** LISTED RECORDS follows **
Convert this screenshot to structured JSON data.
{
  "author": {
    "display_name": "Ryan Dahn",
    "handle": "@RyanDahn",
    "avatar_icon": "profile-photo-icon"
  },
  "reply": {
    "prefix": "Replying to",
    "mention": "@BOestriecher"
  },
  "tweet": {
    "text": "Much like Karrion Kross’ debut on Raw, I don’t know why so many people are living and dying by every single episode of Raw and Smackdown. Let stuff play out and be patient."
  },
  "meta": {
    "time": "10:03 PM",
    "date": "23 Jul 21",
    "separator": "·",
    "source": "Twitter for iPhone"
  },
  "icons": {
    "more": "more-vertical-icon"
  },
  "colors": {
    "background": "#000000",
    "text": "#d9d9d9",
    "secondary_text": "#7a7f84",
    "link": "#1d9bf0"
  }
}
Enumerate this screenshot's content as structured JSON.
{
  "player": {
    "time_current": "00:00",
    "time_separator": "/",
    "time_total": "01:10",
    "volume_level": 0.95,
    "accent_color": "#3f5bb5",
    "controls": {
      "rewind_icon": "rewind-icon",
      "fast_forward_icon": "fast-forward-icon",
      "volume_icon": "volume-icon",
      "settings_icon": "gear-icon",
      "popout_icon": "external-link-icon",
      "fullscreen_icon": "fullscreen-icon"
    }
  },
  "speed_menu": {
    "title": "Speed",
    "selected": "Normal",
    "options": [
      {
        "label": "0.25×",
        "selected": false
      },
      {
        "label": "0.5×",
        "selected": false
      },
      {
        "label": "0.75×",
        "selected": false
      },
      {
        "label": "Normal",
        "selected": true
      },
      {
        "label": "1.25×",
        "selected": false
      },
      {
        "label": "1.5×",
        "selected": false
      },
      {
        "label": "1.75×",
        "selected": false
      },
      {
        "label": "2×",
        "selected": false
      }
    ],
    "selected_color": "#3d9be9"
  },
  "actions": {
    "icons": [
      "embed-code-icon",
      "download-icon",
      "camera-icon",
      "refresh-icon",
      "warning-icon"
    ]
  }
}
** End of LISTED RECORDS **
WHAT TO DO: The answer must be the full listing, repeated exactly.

RESULT OF THE EXERCISE:
Convert this screenshot to structured JSON data.
{
  "author": {
    "display_name": "Ryan Dahn",
    "handle": "@RyanDahn",
    "avatar_icon": "profile-photo-icon"
  },
  "reply": {
    "prefix": "Replying to",
    "mention": "@BOestriecher"
  },
  "tweet": {
    "text": "Much like Karrion Kross’ debut on Raw, I don’t know why so many people are living and dying by every single episode of Raw and Smackdown. Let stuff play out and be patient."
  },
  "meta": {
    "time": "10:03 PM",
    "date": "23 Jul 21",
    "separator": "·",
    "source": "Twitter for iPhone"
  },
  "icons": {
    "more": "more-vertical-icon"
  },
  "colors": {
    "background": "#000000",
    "text": "#d9d9d9",
    "secondary_text": "#7a7f84",
    "link": "#1d9bf0"
  }
}
Enumerate this screenshot's content as structured JSON.
{
  "player": {
    "time_current": "00:00",
    "time_separator": "/",
    "time_total": "01:10",
    "volume_level": 0.95,
    "accent_color": "#3f5bb5",
    "controls": {
      "rewind_icon": "rewind-icon",
      "fast_forward_icon": "fast-forward-icon",
      "volume_icon": "volume-icon",
      "settings_icon": "gear-icon",
      "popout_icon": "external-link-icon",
      "fullscreen_icon": "fullscreen-icon"
    }
  },
  "speed_menu": {
    "title": "Speed",
    "selected": "Normal",
    "options": [
      {
        "label": "0.25×",
        "selected": false
      },
      {
        "label": "0.5×",
        "selected": false
      },
      {
        "label": "0.75×",
        "selected": false
      },
      {
        "label": "Normal",
        "selected": true
      },
      {
        "label": "1.25×",
        "selected": false
      },
      {
        "label": "1.5×",
        "selected": false
      },
      {
        "label": "1.75×",
        "selected": false
      },
      {
        "label": "2×",
        "selected": false
      }
    ],
    "selected_color": "#3d9be9"
  },
  "actions": {
    "icons": [
      "embed-code-icon",
      "download-icon",
      "camera-icon",
      "refresh-icon",
      "warning-icon"
    ]
  }
}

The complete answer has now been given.